Dr. Scarlett said that in 1994, when she was involved in the early discussions of the National Council on Pet Population Study and Policy, she talked with Dr. Zawistowski about creating a course on shelter medicine at Cornell. Over the ensuing years the ASPCA got involved and helped put together the course, which Dr. Scarlett teaches with staff from the ASPCA.
The course is a response to an increasing need and expanded role for shelter veterinarians. "There are more opportunities for work at animal shelters than there were say, eight years ago," Dr. Scarlett said. "They are desirable positions, they have competitive salaries, and veterinarians are doing more than spay, neuter, and euthanatize."
"Many shelters are developing preventive medicine programs to keep animals healthy and make them more desirable," she said.
The course lecture on how to recognize and document animal abuse is taught by Dr. Miller, who has been involved in shelter medicine for some 20 years. She encourages the employment of whole-body radiographs in the course of examinations. "Sometimes you may find various injuries in different stages of healing."
Dr. Miller said she fears that abuse is underreported, a tragically typical symptom of abuse cases. "We're very much in the same place that human medicine was 10 or 15 years ago," she said. "People don't look for it, and most veterinarians aren't fully trained to look for it."
Dr. Miller said that the section on abuse is equally vital for private practitioners. "Most veterinarians at some point in their career are going to see animal abuse," she said.
She concurs with Dr. Scarlett that shelter medicine is a cottage industry.
"Animal sheltering is coming into its own," Dr. Miller said. "You have a lot of shelters that are moving to becoming no-kill facilities. Instead of euthanatizing, they're doing more medical care and treatment, and they need more veterinary expertise in how to do that. When you're dealing with populations of animals at no-kill shelter, where you're constrained from euthanatizing, and there is an outbreak, you have to have veterinarians who can minimize the risk to the other animals."
Vaccination is another big part of the expanded responsibilities in shelter medicine.
"You may have a cat that turns up leukemia positive, but it doesn't mean that it's sick enough to be euthanatized," Dr. Miller said. "The animal could be appropriate for single-cat households."

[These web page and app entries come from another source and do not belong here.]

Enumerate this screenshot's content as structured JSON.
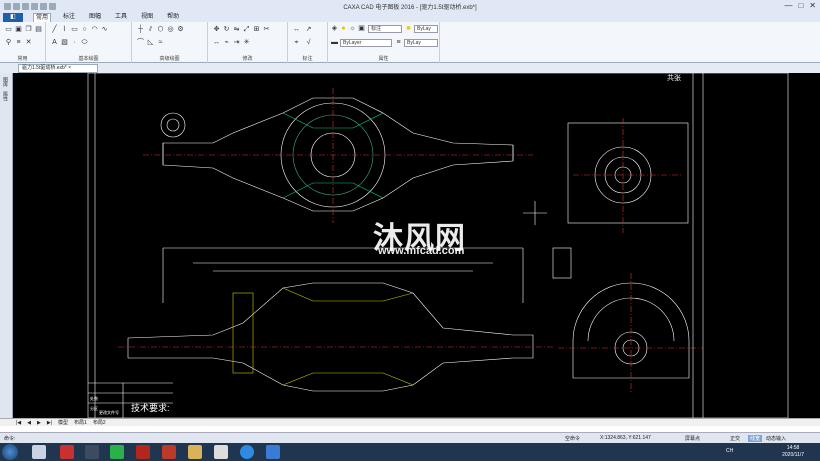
{
  "window": {
    "title": "CAXA CAD 电子图板 2016 - [驱力1.5t驱动桥.exb*]",
    "min": "—",
    "max": "□",
    "close": "✕"
  },
  "menu": {
    "app": "◧",
    "items": [
      "常用",
      "标注",
      "图幅",
      "工具",
      "视图",
      "帮助"
    ]
  },
  "ribbon": {
    "groups": [
      "常用",
      "基本绘图",
      "高级绘图",
      "修改",
      "标注",
      "属性"
    ],
    "combos": {
      "layer": "BYLAYER",
      "style": "标注",
      "color": "ByLay",
      "linetype": "ByLayer",
      "lineweight": "ByLay"
    }
  },
  "doctab": {
    "label": "驱力1.5t驱动桥.exb*",
    "close": "×"
  },
  "left_panel": [
    "图库",
    "属性"
  ],
  "drawing": {
    "watermark_cn": "沐风网",
    "watermark_url": "www.mfcad.com",
    "tech_req": "技术要求:",
    "title_cells": [
      "处数",
      "分区",
      "更改文件号"
    ],
    "top_right": "共张"
  },
  "layout_tabs": [
    "|◀",
    "◀",
    "▶",
    "▶|",
    "模型",
    "布局1",
    "布局2"
  ],
  "command": {
    "prompt": "命令:",
    "status_text": "空命令",
    "coords": "X:1324.863, Y:621.147",
    "snap": "屏幕点",
    "buttons": [
      "正交",
      "线宽",
      "动态输入"
    ]
  },
  "taskbar": {
    "time": "14:58",
    "date": "2020/11/7",
    "lang": "CH"
  }
}
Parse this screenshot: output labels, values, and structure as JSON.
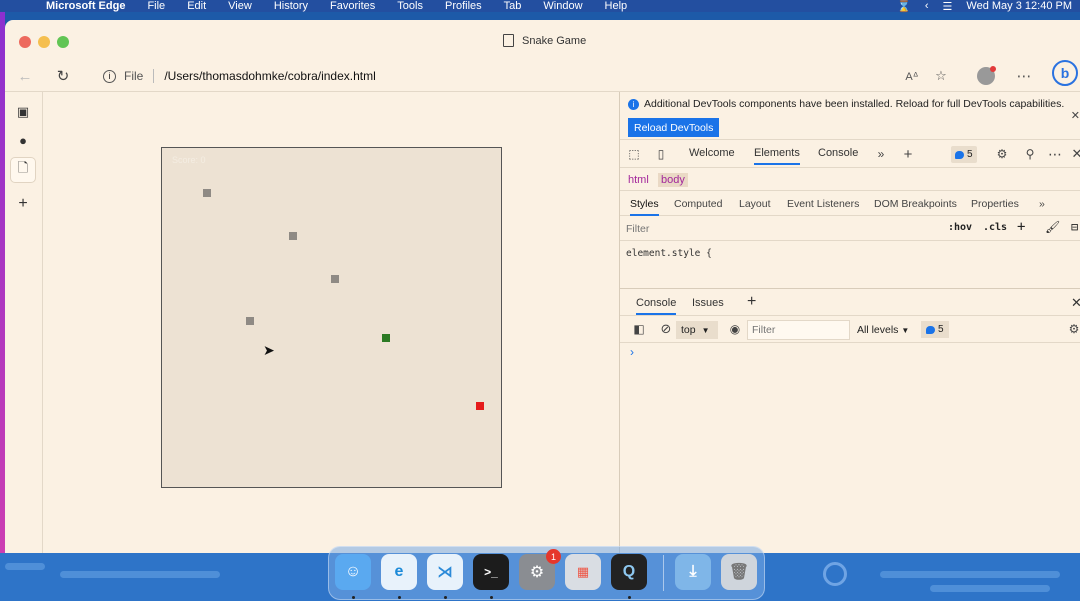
{
  "menubar": {
    "app_name": "Microsoft Edge",
    "items": [
      "File",
      "Edit",
      "View",
      "History",
      "Favorites",
      "Tools",
      "Profiles",
      "Tab",
      "Window",
      "Help"
    ],
    "datetime": "Wed May 3  12:40 PM"
  },
  "window": {
    "title": "Snake Game"
  },
  "toolbar": {
    "site_label": "File",
    "url": "/Users/thomasdohmke/cobra/index.html"
  },
  "game": {
    "score_label": "Score: 0",
    "colors": {
      "snake": "#8f8a84",
      "head": "#2c7a23",
      "food": "#e51b1b",
      "board": "#ede2d3"
    }
  },
  "devtools": {
    "banner_text": "Additional DevTools components have been installed. Reload for full DevTools capabilities.",
    "reload_button": "Reload DevTools",
    "tabs": [
      "Welcome",
      "Elements",
      "Console"
    ],
    "active_tab": "Elements",
    "message_count": "5",
    "breadcrumbs": [
      "html",
      "body"
    ],
    "subtabs": [
      "Styles",
      "Computed",
      "Layout",
      "Event Listeners",
      "DOM Breakpoints",
      "Properties"
    ],
    "filter_placeholder": "Filter",
    "hov": ":hov",
    "cls": ".cls",
    "element_style": "element.style {",
    "drawer_tabs": [
      "Console",
      "Issues"
    ],
    "console_context": "top",
    "console_filter_placeholder": "Filter",
    "levels": "All levels",
    "console_count": "5",
    "prompt": "›"
  }
}
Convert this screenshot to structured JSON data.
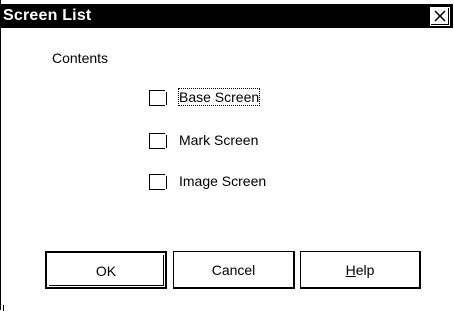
{
  "window": {
    "title": "Screen List",
    "close_icon": "close-icon"
  },
  "contents": {
    "label": "Contents",
    "checkboxes": [
      {
        "label": "Base Screen",
        "checked": false,
        "focused": true
      },
      {
        "label": "Mark Screen",
        "checked": false,
        "focused": false
      },
      {
        "label": "Image Screen",
        "checked": false,
        "focused": false
      }
    ]
  },
  "buttons": {
    "ok_label": "OK",
    "cancel_label": "Cancel",
    "help_label": "Help",
    "help_mnemonic": "H"
  }
}
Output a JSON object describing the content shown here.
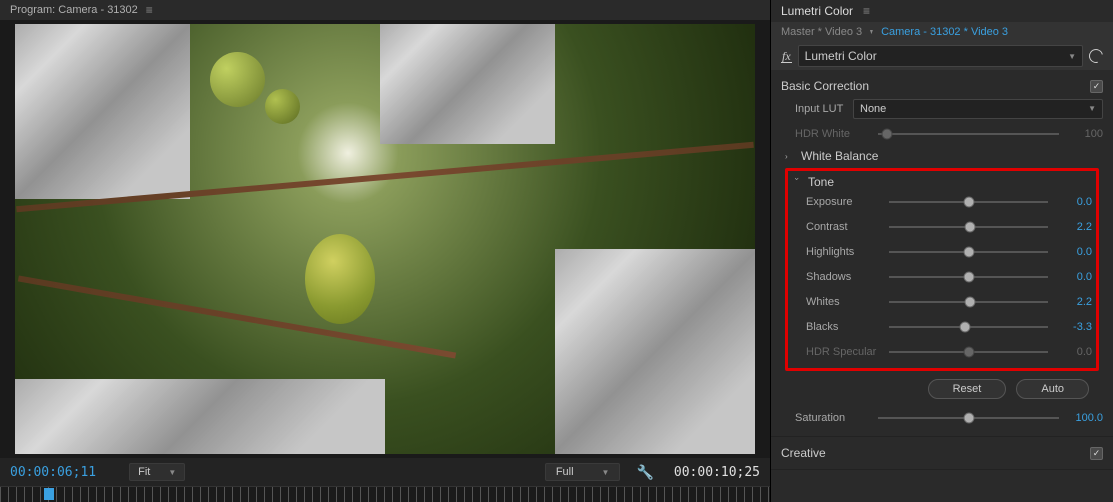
{
  "program": {
    "title": "Program: Camera - 31302",
    "tc_left": "00:00:06;11",
    "fit_label": "Fit",
    "zoom_label": "Full",
    "tc_right": "00:00:10;25"
  },
  "lumetri": {
    "panel_title": "Lumetri Color",
    "breadcrumb": {
      "master": "Master * Video 3",
      "clip": "Camera - 31302 * Video 3"
    },
    "fx_name": "Lumetri Color",
    "sections": {
      "basic_correction": {
        "title": "Basic Correction",
        "checked": true,
        "input_lut_label": "Input LUT",
        "input_lut_value": "None",
        "hdr_white": {
          "label": "HDR White",
          "value": "100",
          "pos": 5
        },
        "white_balance_title": "White Balance",
        "tone_title": "Tone",
        "tone": {
          "exposure": {
            "label": "Exposure",
            "value": "0.0",
            "pos": 50
          },
          "contrast": {
            "label": "Contrast",
            "value": "2.2",
            "pos": 51
          },
          "highlights": {
            "label": "Highlights",
            "value": "0.0",
            "pos": 50
          },
          "shadows": {
            "label": "Shadows",
            "value": "0.0",
            "pos": 50
          },
          "whites": {
            "label": "Whites",
            "value": "2.2",
            "pos": 51
          },
          "blacks": {
            "label": "Blacks",
            "value": "-3.3",
            "pos": 48
          },
          "hdr_specular": {
            "label": "HDR Specular",
            "value": "0.0",
            "pos": 50
          }
        },
        "reset_btn": "Reset",
        "auto_btn": "Auto",
        "saturation": {
          "label": "Saturation",
          "value": "100.0",
          "pos": 50
        }
      },
      "creative_title": "Creative",
      "creative_checked": true
    }
  }
}
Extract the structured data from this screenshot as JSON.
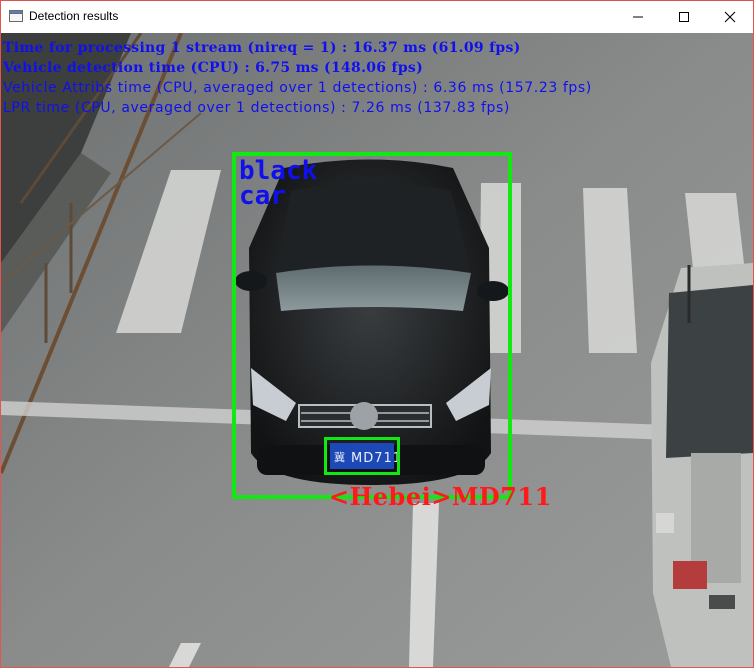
{
  "window": {
    "title": "Detection results",
    "controls": {
      "minimize": "minimize-icon",
      "maximize": "maximize-icon",
      "close": "close-icon"
    }
  },
  "overlay": {
    "stats": [
      "Time for processing 1 stream (nireq = 1) : 16.37 ms (61.09 fps)",
      "Vehicle detection time (CPU) : 6.75 ms (148.06 fps)",
      "Vehicle Attribs time (CPU, averaged over 1 detections) : 6.36 ms (157.23 fps)",
      "LPR time (CPU, averaged over 1 detections) : 7.26 ms (137.83 fps)"
    ],
    "vehicle": {
      "color": "black",
      "type": "car"
    },
    "plate": {
      "label": "<Hebei>MD711",
      "text": "MD711",
      "province_char": "冀"
    }
  },
  "colors": {
    "detection_box": "#12e812",
    "stats_text": "#1010ee",
    "plate_text": "#ff1a1a"
  }
}
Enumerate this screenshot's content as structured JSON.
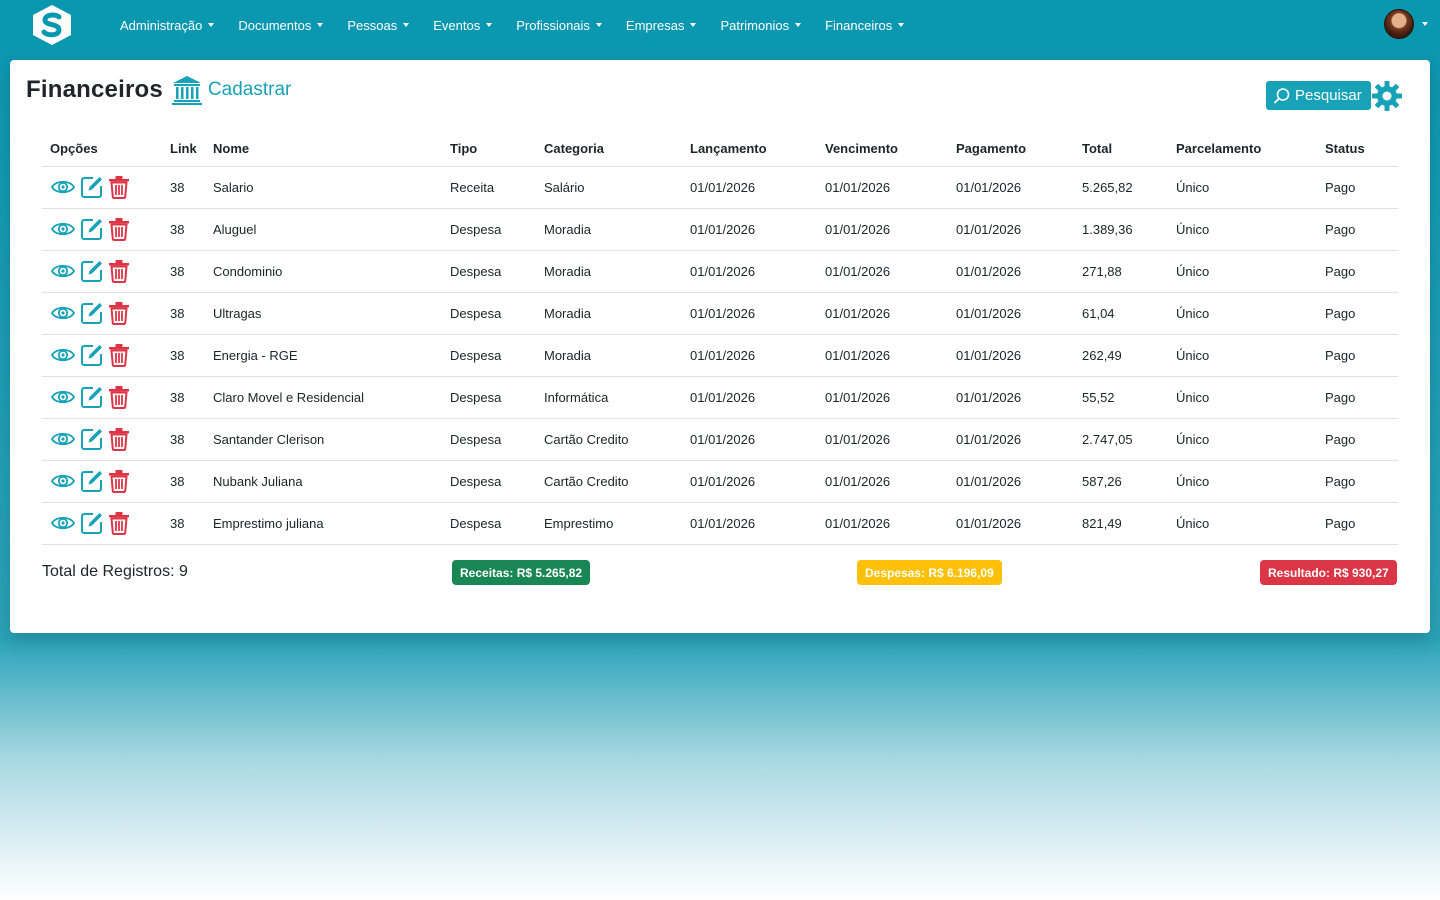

"We're really starting to see shelter medicine being looked as an alternative career pathway," Dr. Miller said. "A lot of people see it as something for retired veterinarians who are looking for something to do, but we're saying it's not a hobby career anymore, it's a real serious career, and in some places it can be fairly lucrative."